Pros:

  • Fast-acting and effective
  • Only needs to be applied once per season
  • The product has a long shelf life.

Cons:

  • The smell can be a little off-putting.
  • Toxic to humans, pets, and birds if used incorrectly

If you choose to use Martin’s Surrender, we strongly urge you to read the EPA documentation on acephate that we linked to above.

It will tell you how to use the product safely and with minimal risk to your family or the environment.

#3 – Advion Fire Ant Bait

Syngenta - A20380A - Advion Fire Ant Bait - Insecticide - 2lb
  • Advion fire ant bait effective and fast acting. Combined with an alluring...
  • Broadcast or mound treatment
  • Recreation areas as well as institutional or private service areas

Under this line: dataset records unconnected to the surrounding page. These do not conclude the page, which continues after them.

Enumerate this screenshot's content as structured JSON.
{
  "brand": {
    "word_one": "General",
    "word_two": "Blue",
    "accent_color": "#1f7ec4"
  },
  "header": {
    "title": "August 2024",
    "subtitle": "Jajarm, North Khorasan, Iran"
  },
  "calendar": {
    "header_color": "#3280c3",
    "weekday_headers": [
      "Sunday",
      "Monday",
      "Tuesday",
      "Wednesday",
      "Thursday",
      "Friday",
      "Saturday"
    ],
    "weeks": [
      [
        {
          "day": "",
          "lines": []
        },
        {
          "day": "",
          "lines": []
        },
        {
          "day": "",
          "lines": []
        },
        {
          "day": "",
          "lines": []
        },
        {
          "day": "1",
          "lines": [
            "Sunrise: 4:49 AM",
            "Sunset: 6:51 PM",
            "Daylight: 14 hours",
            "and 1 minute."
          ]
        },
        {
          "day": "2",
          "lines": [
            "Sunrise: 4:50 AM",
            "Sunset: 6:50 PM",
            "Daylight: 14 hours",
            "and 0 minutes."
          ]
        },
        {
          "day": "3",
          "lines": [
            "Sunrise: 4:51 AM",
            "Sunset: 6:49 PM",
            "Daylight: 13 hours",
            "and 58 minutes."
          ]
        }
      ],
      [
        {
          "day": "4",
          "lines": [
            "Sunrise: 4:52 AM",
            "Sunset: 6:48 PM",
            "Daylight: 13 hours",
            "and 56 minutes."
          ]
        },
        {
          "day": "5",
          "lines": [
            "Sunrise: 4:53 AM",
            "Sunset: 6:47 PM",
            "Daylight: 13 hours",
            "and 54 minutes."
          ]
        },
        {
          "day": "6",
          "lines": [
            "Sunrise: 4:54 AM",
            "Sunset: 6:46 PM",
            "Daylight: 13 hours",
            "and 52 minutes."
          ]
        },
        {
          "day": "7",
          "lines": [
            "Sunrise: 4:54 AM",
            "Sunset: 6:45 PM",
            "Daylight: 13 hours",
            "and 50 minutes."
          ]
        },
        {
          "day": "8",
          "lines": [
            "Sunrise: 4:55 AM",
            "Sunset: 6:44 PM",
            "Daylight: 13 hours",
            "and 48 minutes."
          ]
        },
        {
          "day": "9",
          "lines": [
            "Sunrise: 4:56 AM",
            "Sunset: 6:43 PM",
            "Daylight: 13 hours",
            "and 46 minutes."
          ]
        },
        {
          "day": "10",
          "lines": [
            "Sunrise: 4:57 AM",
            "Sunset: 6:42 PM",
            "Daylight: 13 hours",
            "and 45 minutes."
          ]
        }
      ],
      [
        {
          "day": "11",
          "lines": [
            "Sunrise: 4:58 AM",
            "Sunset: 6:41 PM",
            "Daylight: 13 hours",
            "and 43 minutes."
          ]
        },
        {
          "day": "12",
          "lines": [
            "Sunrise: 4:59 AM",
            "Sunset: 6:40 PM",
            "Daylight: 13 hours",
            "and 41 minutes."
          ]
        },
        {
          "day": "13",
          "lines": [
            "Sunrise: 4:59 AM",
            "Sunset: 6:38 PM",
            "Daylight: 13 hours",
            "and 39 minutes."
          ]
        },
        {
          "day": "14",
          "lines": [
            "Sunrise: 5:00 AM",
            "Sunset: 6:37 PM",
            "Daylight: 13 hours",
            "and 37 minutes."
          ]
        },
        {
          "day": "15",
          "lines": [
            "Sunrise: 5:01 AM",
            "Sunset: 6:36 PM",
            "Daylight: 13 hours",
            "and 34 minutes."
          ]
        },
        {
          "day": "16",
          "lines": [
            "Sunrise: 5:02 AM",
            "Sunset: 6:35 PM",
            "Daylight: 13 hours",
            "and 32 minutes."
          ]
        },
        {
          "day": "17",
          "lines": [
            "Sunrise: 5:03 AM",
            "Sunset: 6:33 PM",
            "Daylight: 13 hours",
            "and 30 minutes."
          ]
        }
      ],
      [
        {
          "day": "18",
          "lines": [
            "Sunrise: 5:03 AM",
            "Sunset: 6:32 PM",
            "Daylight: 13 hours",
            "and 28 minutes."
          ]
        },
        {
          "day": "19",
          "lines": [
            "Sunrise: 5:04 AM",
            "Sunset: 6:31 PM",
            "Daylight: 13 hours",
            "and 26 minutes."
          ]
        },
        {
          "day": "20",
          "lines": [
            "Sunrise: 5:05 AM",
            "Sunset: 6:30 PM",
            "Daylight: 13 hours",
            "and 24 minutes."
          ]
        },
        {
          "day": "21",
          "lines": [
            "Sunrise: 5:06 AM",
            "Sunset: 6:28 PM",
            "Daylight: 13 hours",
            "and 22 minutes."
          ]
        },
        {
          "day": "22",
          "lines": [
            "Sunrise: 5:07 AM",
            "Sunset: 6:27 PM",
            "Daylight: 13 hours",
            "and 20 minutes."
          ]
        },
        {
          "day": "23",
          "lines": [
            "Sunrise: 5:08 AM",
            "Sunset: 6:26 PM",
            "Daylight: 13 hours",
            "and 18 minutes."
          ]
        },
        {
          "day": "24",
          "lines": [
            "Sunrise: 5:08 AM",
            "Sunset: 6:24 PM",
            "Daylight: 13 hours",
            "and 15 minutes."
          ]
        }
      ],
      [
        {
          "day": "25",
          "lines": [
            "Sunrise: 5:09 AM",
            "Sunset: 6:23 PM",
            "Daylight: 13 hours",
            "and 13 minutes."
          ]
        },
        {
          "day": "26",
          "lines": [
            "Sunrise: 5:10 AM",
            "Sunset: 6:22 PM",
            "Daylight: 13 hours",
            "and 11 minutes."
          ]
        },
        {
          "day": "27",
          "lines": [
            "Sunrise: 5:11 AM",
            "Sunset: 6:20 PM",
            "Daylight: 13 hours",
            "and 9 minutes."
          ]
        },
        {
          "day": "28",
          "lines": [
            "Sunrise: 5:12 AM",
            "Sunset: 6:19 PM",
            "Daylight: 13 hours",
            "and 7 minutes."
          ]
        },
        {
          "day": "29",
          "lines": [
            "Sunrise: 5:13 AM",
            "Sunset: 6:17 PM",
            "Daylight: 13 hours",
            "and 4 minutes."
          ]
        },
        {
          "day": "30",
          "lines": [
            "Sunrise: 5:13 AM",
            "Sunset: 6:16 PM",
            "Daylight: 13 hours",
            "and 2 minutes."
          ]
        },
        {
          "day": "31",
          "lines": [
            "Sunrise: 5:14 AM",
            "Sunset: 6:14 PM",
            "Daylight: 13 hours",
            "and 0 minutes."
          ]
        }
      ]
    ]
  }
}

Advion isn’t as well-known as Raid or Ortho, but that doesn’t mean they don’t have a growing reputation for excellent pesticides.

We’ve already tried granules and a powder, so this time it was a bait product.

The active ingredient for this one is indoxacarb, which was originally approved by the EPA as a safer substitute for organophosphates in multiple commercial crops.

Of course, it’s still toxic to humans and pets if misused.

Because of its lower toxicity and the tiny amount present in the bait, you can use this product both directly on the mound and on the surrounding lawn.

Advion claimed the bait would kill the colony in 72 hours or less, and they weren’t kidding.

As we’d planned to spend a week at each field location, I actually had a few free days to play tourist!

Pros

  • Highly effective, safer (when used responsibly) and proven formula.
  • Can eliminate an entire fire ant colony in 24-72 hours
  • Bait targets a number of pest ants

Cons

  • More expensive than a lot of similar products
  • May require a spreader to cover the lawn

#4 – BioAdvanced Fire Ant Killer Dust

BioAdvanced fire ant killer dustRounding out the product trials was another dust by the famous folks over at BioAdvanced.

One thing we should note right now is that the active ingredient in this one is beta-cyfluthrin, which the EPA has found to be highly toxic.

That’s not to say you can’t use this product safely, but it does mean it’s banned in the usual states.

Application is just two shakes of the container over your target mound and it gets to work immediately.

This was another one that only took a few days to wipe out the entire nest, but Morgan’s team was doing the test, so he had the extra vacation this time.

One package will take out up to 130 mounds, with a regular sized mound taking two shakes and large mounds taking four.

Pros:

  • Almost completely odorless.
  • Easy to use
  • Can wipe out a fire ant colony in 3 days or less.
  • Good shelf life and value for the price

Cons:

  • Not for sale in some states
  • Very fine dust that can’t be safely applied on windy days
Samantha

Leave a Comment